The total government debt around the world has now crossed $45 trillion. That is $45 trillion that governments have borrowed and promised that the tax payers within their countries will pay in the future.
The top ten largest debt countries around the world owe $30 trillion of this debt. What would create a problem with this situation?
Remember during the housing bubble when people used the term "adjustable" rate mortgage. Homeowners were not seen as being in trouble with their initial "teaser" rates during the first 1 - 3 years of the loan, it was when the loan became adjustable (and would adjust significantly higher) that some people began to worry.
The governments around the world have financed their debt through the same exact process. Over the next 3 years, through 2015, the top ten government debtors will have to roll over (refinance) 50% of their entire debt burden: $15 trillion dollars.
The entire housing market was $16 trillion in size back in 2006 and only a fraction of that amount was adjustable rate subprime loans (close to 50% of homes were owned free and clear and a large percentage actually borrowed what they could afford and took out 30 year fixed rate mortgages).
So if a small fraction of $16 trillion running into trouble took down the entire financial system, what will occur when an entire $15 trillion sum will need to be refinanced?
People's natural reaction is to say that "governments will bail them out." But wait a minute, it is the government debt that is about to implode. Greece, Spain, Ireland, Portugal, and Italy cannot go to their government for a bailout.
The answer is that it will come from the central banks. We are only in inning 2 or 3 of the sovereign debt crisis and it will pick up in size and magnitude as we move forward through Japan, the UK, and the United States.

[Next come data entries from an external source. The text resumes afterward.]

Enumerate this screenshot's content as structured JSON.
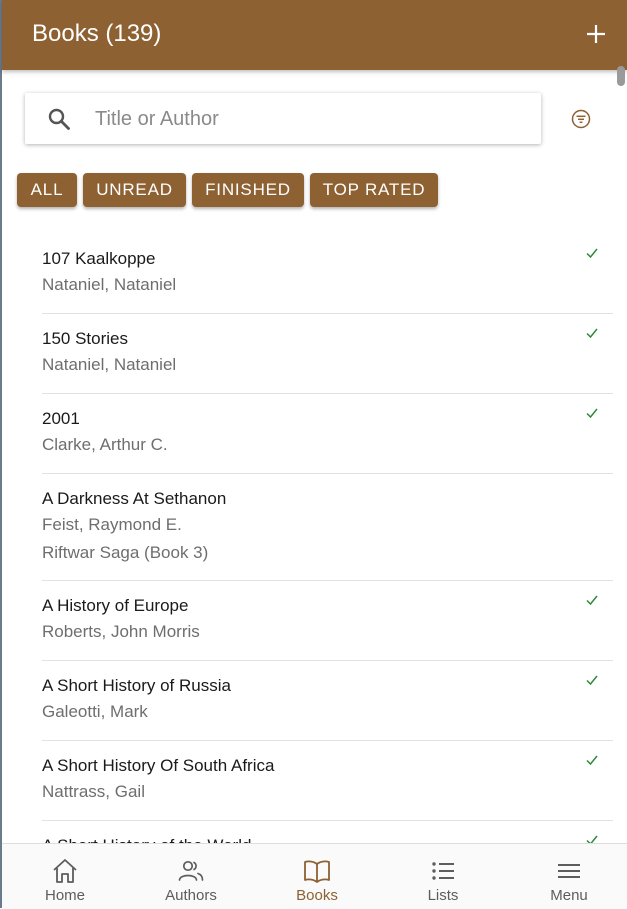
{
  "header": {
    "title": "Books (139)",
    "add_icon": "plus-icon"
  },
  "search": {
    "placeholder": "Title or Author",
    "value": "",
    "icon": "search-icon",
    "filter_icon": "filter-icon"
  },
  "filters": [
    "ALL",
    "UNREAD",
    "FINISHED",
    "TOP RATED"
  ],
  "books": [
    {
      "title": "107 Kaalkoppe",
      "author": "Nataniel, Nataniel",
      "finished": true
    },
    {
      "title": "150 Stories",
      "author": "Nataniel, Nataniel",
      "finished": true
    },
    {
      "title": "2001",
      "author": "Clarke, Arthur C.",
      "finished": true
    },
    {
      "title": "A Darkness At Sethanon",
      "author": "Feist, Raymond E.",
      "series": "Riftwar Saga (Book 3)",
      "finished": false
    },
    {
      "title": "A History of Europe",
      "author": "Roberts, John Morris",
      "finished": true
    },
    {
      "title": "A Short History of Russia",
      "author": "Galeotti, Mark",
      "finished": true
    },
    {
      "title": "A Short History Of South Africa",
      "author": "Nattrass, Gail",
      "finished": true
    },
    {
      "title": "A Short History of the World",
      "author": "",
      "finished": true
    }
  ],
  "nav": [
    {
      "label": "Home",
      "icon": "home-icon",
      "active": false
    },
    {
      "label": "Authors",
      "icon": "authors-icon",
      "active": false
    },
    {
      "label": "Books",
      "icon": "book-icon",
      "active": true
    },
    {
      "label": "Lists",
      "icon": "list-icon",
      "active": false
    },
    {
      "label": "Menu",
      "icon": "menu-icon",
      "active": false
    }
  ],
  "colors": {
    "primary": "#8e6133",
    "check": "#2e8b3a",
    "muted_text": "#6e6e6e"
  }
}
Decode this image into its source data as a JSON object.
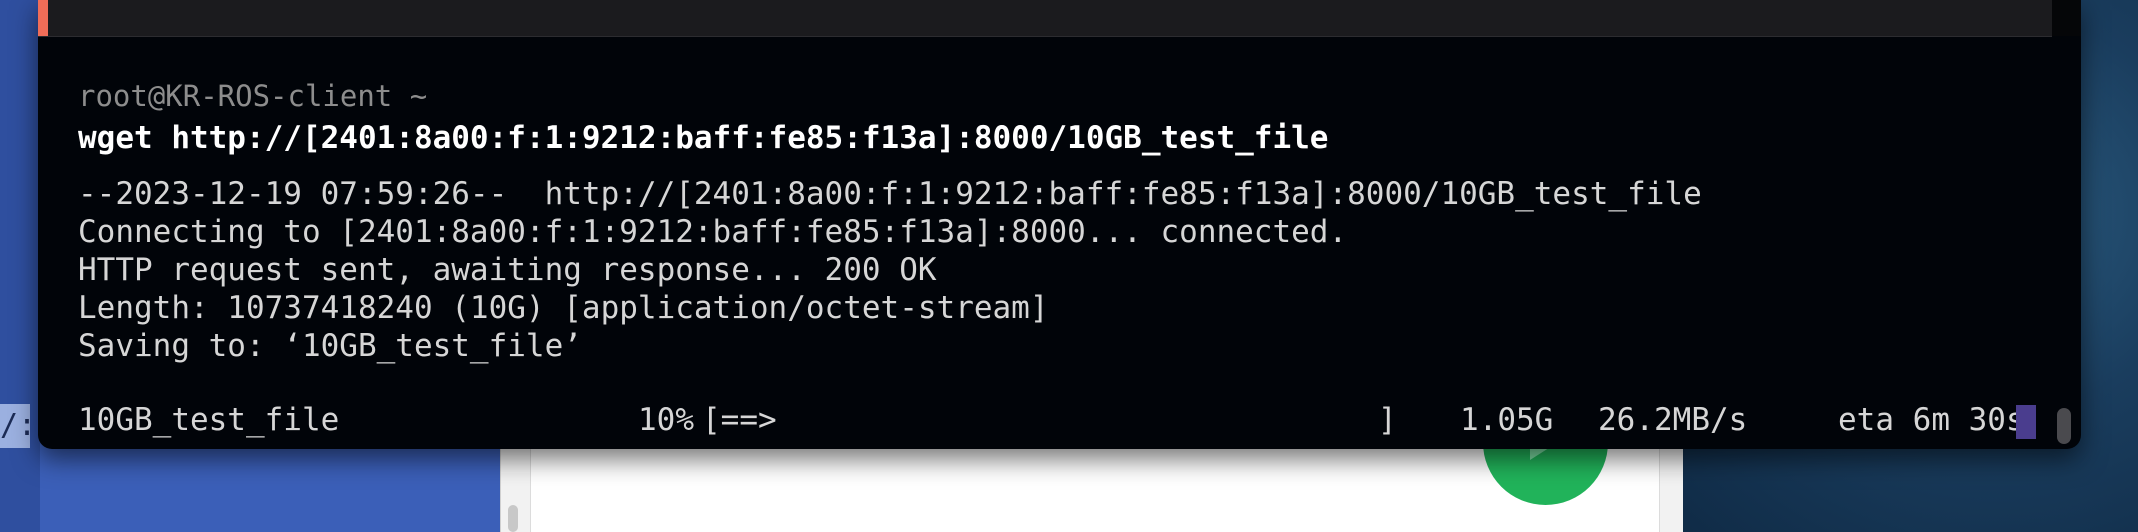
{
  "desktop": {
    "left_snippet": "/:",
    "colors": {
      "terminal_bg": "#010409",
      "desktop_blue": "#3b5fb8",
      "accent_green": "#21b35a",
      "cursor": "#4a3d8e",
      "tab_accent": "#f06d58"
    }
  },
  "terminal": {
    "prompt": "root@KR-ROS-client ~",
    "command": "wget http://[2401:8a00:f:1:9212:baff:fe85:f13a]:8000/10GB_test_file",
    "output": [
      "--2023-12-19 07:59:26--  http://[2401:8a00:f:1:9212:baff:fe85:f13a]:8000/10GB_test_file",
      "Connecting to [2401:8a00:f:1:9212:baff:fe85:f13a]:8000... connected.",
      "HTTP request sent, awaiting response... 200 OK",
      "Length: 10737418240 (10G) [application/octet-stream]",
      "Saving to: ‘10GB_test_file’"
    ],
    "progress": {
      "filename": "10GB_test_file",
      "percent": "10%",
      "bar": "[==>",
      "bar_close": "]",
      "downloaded": "1.05G",
      "rate": "26.2MB/s",
      "eta": "eta 6m 30s",
      "fraction": 0.1
    }
  }
}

The following shows the growth in size of the central bank balance sheets for the "Big 4" central banks since 2006:
The Federal Reserve (United States)
The European Central Bank (Europe)
The Bank of England (The UK)
The Bank of Japan (Japan)
Growth of their balance sheets means that central banks are printing money to purchase assets (which are then added to their balance sheets).
All eyes are on the Federal Reserve and the European Central Bank (ECB) over the next 48 hours to see what their announcements will be. The truth is that easing is going to come continuously from every major central bank around the world during the next three years. There is no other source of money available to refinance $15 trillion in sovereign debt, which does not even include new additional debt (borrowed through deficit spending) during 2012 - 2015 that will be incurred as these economies slow down. The US alone will add at least $3 trillion in new debt issuance during 2012 - 2015 and most likely much more.
On top of the $45 trillion in global government debt there is an additional $135 trillion in consumer, business, state and local, and bank debt. The world is drowning in debt and as the global economy continues to slow down, triggered from the European Union sovereign debt meltdown, it makes it more and more difficult to service the burden already in place; never mind even think about how the current global income will finance more.
While the chart above shows the global money supply exploding, the next chart shows annual world production of gold. It has fallen and moved sideways since 2000.
How will the largest period of central bank balance sheet growth (supply of money) over the next 3 years to finance sovereign debt needs combined with a stagnant supply of new gold impact the price of gold?
I will leave that up to your imagination. Keep the big picture in mind and do not be discouraged by short term price movements in the precious metals. If the paper price falls in the short term it only provides an opportunity to add a greater amount of physical metal. You will be very happy with the result by 2015.
For a look specifically at the United States bond market see Long Term Government Bonds: The Largest Bubble & Mania In History.
h/t The PFS Group, The Tudor Group